Could mental health be compared to physical health? Could it be a continuum?

What is physical health?

Prior to the progress made by modern medicine, we would consider someone to be physically healthy if they were not stricken by an illness. Nowadays, all the progress and technology has changed our definition of physical health. It ranges from total fitness to being unfit (due to several aspects such as no physical activity, nutrient and diet, drugs, cigarettes and alcohol consumption, self care for example looking after oneself when we suffer from a cold, rest and sleep). But when we are physically unfit, it doesn’t mean that we suffer from an illness. Of course, the longer we carry on our unhealthy habits, the more likely it is that we will develop an illness such as high cholesterol, cancer or diabetes.

What if the same applied to mental health?

The Mental Health Continuum: From Languishing to Flourishing in Life

In a previous post we described mental health as ‘state of well-being’. Dr Keyes (2002) describes it as a ‘syndrome of symptoms of positive feelings and positive functioning in life.’ He reviewed  and conceived of dimensions and scales of subjective well-being  as mental health symptoms. A diagnosis of the presence of mental health is described as flourishing, and the absence of mental health is characterized as languishing.

When we observe the picture below, we can see that, just like with physical health, it is possible to have a high mental health or flourishing and a low mental health or languishing.  We can go up and down the continuum depending on various factors but this does not mean that we are suffering from a mental illness or disorder. In fact, it is actually possible to be diagnosed with a high mental illness or disorder but to be flourishing at the same and to be able, as WHO states, to ‘realize our own potential,  cope with the normal stresses of life,  work productively and fruitfully, and be able to make a contribution to our community’. The stories shared by the students I interviewed for my forthcoming book certainly support this idea (more on this in another post).

It is also possible to be languishing and have a mental illness or to be flourishing with a low mental illness or no mental illness and finally to be languishing with a low or no mental illness.

According to Keyes, Mental health is more than the presence and absence of emotional states. Emotional well-being is a cluster of symptoms reflecting the presence or absence of positive feelings about life. Symptoms of emotional well-being are ascertained from individuals’ responses to structured scales measuring the presence of positive affect (e.g., individuals is in good spirits), the absence of negative affect (e.g., individual is not hopeless), and perceived satisfaction with life.

I personally find Dr Keye’s work and his two continua extremely empowering.

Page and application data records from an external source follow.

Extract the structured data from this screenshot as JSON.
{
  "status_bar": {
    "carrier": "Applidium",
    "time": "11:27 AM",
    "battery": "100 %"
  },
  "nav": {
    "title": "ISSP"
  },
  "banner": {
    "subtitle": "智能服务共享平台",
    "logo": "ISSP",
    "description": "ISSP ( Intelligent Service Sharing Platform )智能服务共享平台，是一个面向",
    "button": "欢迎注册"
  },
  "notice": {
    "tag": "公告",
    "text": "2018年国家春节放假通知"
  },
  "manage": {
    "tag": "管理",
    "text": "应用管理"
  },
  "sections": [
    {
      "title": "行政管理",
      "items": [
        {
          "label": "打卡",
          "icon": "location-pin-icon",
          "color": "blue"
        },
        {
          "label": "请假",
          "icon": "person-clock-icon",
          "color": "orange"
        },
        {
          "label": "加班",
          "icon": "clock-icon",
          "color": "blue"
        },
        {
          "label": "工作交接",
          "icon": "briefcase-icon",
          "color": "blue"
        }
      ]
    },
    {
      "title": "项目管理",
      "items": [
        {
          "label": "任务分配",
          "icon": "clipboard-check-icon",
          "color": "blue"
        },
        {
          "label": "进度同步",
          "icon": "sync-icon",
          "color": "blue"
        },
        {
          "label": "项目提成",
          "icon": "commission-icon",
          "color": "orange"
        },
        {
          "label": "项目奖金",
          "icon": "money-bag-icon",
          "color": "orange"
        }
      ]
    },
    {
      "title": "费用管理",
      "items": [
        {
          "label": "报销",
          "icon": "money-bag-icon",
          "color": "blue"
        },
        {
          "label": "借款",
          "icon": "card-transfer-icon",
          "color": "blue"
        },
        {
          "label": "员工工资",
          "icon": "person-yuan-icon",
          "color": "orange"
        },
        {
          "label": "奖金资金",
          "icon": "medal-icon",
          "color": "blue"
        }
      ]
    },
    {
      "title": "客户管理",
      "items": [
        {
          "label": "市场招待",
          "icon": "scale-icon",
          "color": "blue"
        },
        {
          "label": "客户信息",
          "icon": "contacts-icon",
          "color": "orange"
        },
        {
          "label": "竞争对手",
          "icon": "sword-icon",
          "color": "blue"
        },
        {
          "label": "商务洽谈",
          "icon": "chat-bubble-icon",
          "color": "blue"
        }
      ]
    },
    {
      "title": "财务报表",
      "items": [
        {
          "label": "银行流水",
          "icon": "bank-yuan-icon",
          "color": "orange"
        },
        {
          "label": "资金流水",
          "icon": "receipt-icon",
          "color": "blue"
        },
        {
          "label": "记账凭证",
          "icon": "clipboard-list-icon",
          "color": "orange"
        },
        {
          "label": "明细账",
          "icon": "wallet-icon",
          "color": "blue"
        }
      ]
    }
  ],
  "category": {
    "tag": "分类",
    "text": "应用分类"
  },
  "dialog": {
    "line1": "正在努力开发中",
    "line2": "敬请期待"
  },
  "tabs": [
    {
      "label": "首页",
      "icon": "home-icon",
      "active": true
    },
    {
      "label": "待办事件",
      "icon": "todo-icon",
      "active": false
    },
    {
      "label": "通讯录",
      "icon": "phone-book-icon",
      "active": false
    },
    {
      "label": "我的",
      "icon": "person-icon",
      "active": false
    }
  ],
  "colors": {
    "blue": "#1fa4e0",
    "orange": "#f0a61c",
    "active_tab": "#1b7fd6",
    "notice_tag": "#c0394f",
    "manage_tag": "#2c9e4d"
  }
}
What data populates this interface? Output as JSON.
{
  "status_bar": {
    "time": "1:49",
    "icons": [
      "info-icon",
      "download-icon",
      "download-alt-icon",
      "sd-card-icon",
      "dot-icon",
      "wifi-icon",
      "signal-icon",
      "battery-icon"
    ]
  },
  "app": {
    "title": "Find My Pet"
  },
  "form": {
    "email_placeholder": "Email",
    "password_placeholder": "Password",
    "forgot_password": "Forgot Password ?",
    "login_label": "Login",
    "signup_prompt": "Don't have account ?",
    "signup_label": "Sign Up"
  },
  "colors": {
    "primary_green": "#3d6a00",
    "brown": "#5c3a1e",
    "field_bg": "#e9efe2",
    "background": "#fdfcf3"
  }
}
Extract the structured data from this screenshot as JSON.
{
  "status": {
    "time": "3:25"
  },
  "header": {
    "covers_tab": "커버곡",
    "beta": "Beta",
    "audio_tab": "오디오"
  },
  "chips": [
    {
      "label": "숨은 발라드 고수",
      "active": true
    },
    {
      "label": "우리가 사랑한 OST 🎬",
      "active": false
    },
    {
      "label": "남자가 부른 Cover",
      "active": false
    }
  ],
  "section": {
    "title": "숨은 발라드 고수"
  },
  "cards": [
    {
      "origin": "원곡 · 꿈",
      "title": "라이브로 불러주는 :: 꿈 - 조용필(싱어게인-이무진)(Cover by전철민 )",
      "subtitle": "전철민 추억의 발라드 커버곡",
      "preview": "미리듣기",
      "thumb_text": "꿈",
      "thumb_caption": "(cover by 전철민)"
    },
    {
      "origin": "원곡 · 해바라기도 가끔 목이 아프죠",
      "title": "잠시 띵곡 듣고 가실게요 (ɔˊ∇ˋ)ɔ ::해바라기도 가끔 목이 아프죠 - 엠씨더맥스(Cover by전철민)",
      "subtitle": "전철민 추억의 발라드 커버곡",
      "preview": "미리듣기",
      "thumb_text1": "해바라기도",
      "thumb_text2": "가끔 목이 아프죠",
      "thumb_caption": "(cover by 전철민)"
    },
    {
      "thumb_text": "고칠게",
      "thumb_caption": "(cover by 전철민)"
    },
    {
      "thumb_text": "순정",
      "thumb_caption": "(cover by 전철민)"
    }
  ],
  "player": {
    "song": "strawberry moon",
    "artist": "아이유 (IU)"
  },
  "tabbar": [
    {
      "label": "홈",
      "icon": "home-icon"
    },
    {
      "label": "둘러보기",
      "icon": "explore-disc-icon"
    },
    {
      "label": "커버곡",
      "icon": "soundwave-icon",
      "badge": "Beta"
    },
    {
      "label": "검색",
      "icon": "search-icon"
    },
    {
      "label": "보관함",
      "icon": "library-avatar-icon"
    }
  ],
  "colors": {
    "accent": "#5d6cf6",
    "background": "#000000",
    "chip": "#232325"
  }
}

I absolutely love the words ‘flourishing’ and ‘languishing’. This is the reason why I chose to use the term ‘flourishing’ in my book title.

What are your thoughts on this? Please do comment below.

Image source: Corey Keyes.


Flourishing Education